A couple weeks ago, I wrote about how “getting back on the horse” is one of the most important things we can do to achieve our goals.
This was fresh off of my 18 consecutive days of meditation coming to an abrupt end.
Well, I got back on that horse, hit another 15-day streak, only to have it end again last Friday.
But I didn’t dwell on it.
In fact, it was easier to start again the second time around, perhaps because I had become acclimated to the originally perceived failure.
Last week I started reading a book that confirmed how important it is for us to defy our inherent perfectionism.
i.e. when the streak ends, just start a new one.
It’s called Finish: Give Yourself the Gift of Done, and I can already tell it will go down as an all-time favorite.
At the beginning of the book the author, Jon Acuff, suggests that the only true failures are the habits and goals we never return to after starting.
You know, the New Years Resolutions that end the second week of January.
“Reject the idea that day after perfect means you’ve failed”, he writes.
And that stuff we say we don’t have time to do?
Well, it’s because we’re trying to do too much. 10 pounds of sugar in a 5 pound bag…remember?
“Cut your goals in half” is the lesson of the entire second chapter, and that’s what I immediately went to do when reviewing the goals I haven’t come close to achieving in the first half of this year.
He also proposes that we give up on trying to do the things we suck at or simply don’t want to be doing.
“Joyless goals fail”
There should be purpose and fun in the things that we are actively pursuing, and as time gets more limited, this is really something I want to make sure I’m living by.
“Joyless goals fail”
As I crank out the rest of the blog post, I am also having an honest conversation with myself (in my head of course) about the purpose of my personal blogging.
Is there enough joy? Or is it simply a chore?
Well, I haven’t published anything in 4 days, which I could have easily shaped as a failure.
However, I’m back on the horse. My fingers are moving, even if there isn’t necessarily any cohesion through the words I’m writing.
And the joy I get from this is knowing that I can have a somewhat organized place for me to refer back to the thoughts that I have a hard time organizing.
I’m not striving for perfection; I’d rather have joy.
I honestly don’t even know if that was an appropriate use of a semicolon, but trying to figure that out will suck the joy out of this daily writing habit I’m trying to develop.
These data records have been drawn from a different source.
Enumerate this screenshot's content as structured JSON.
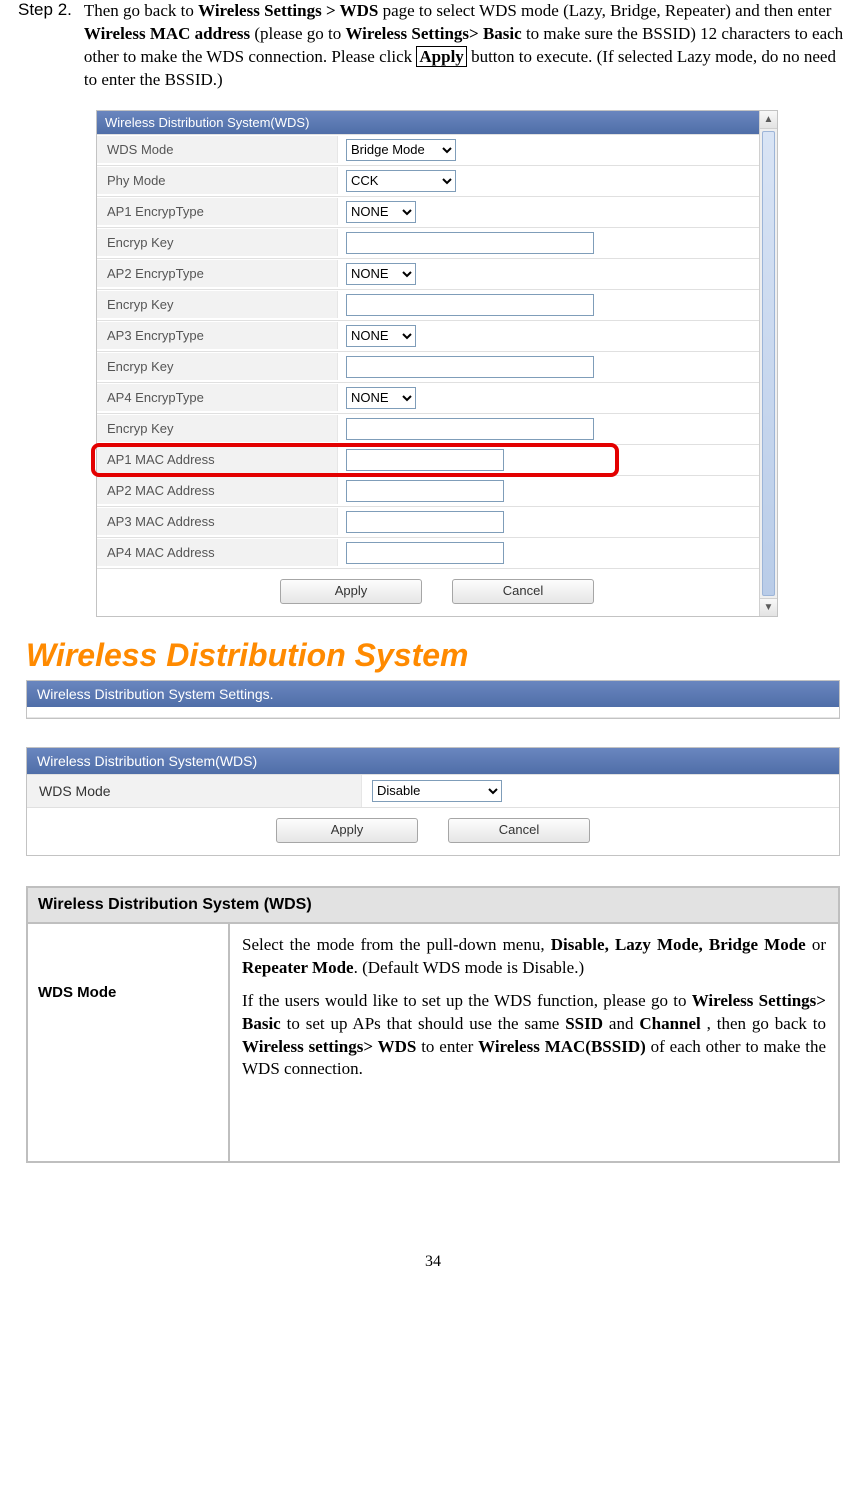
{
  "step": {
    "label": "Step 2.",
    "text_pre": "Then go back to ",
    "b1": "Wireless Settings > WDS",
    "text2": " page to select WDS mode (Lazy, Bridge, Repeater) and then enter ",
    "b2": "Wireless MAC address",
    "text3": " (please go to ",
    "b3": "Wireless Settings> Basic",
    "text4": " to make sure the BSSID) 12 characters to each other to make the WDS connection. Please click ",
    "apply": "Apply",
    "text5": " button to execute. (If selected Lazy mode, do no need to enter the BSSID.)"
  },
  "panel1": {
    "header": "Wireless Distribution System(WDS)",
    "wds_mode": {
      "label": "WDS Mode",
      "value": "Bridge Mode"
    },
    "phy_mode": {
      "label": "Phy Mode",
      "value": "CCK"
    },
    "ap1_enc": {
      "label": "AP1 EncrypType",
      "value": "NONE"
    },
    "ek1": {
      "label": "Encryp Key"
    },
    "ap2_enc": {
      "label": "AP2 EncrypType",
      "value": "NONE"
    },
    "ek2": {
      "label": "Encryp Key"
    },
    "ap3_enc": {
      "label": "AP3 EncrypType",
      "value": "NONE"
    },
    "ek3": {
      "label": "Encryp Key"
    },
    "ap4_enc": {
      "label": "AP4 EncrypType",
      "value": "NONE"
    },
    "ek4": {
      "label": "Encryp Key"
    },
    "ap1_mac": {
      "label": "AP1 MAC Address"
    },
    "ap2_mac": {
      "label": "AP2 MAC Address"
    },
    "ap3_mac": {
      "label": "AP3 MAC Address"
    },
    "ap4_mac": {
      "label": "AP4 MAC Address"
    },
    "apply": "Apply",
    "cancel": "Cancel"
  },
  "section2": {
    "title": "Wireless Distribution System",
    "settings_header": "Wireless Distribution System Settings.",
    "wds_header": "Wireless Distribution System(WDS)",
    "wds_mode_label": "WDS Mode",
    "wds_mode_value": "Disable",
    "apply": "Apply",
    "cancel": "Cancel"
  },
  "desc": {
    "header": "Wireless Distribution System (WDS)",
    "left": "WDS Mode",
    "p1_pre": "Select the mode from the pull-down menu, ",
    "p1_b1": "Disable, Lazy Mode, Bridge Mode",
    "p1_mid": " or ",
    "p1_b2": "Repeater Mode",
    "p1_post": ". (Default WDS mode is Disable.)",
    "p2_pre": "If the users would like to set up the WDS function, please go to ",
    "p2_b1": "Wireless Settings> Basic",
    "p2_mid1": " to set up APs that should use the same ",
    "p2_b2": "SSID",
    "p2_mid2": " and ",
    "p2_b3": "Channel",
    "p2_mid3": " , then go back to ",
    "p2_b4": "Wireless settings> WDS",
    "p2_mid4": " to enter ",
    "p2_b5": "Wireless MAC(BSSID)",
    "p2_post": " of each other to make the WDS connection."
  },
  "page_number": "34"
}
So I’m starting this week with the mindset of making my unachieved goals 1) halved and 2) fun.
If I can remind myself of these important facets, I think it will be a whole lot easier to get where I want to go.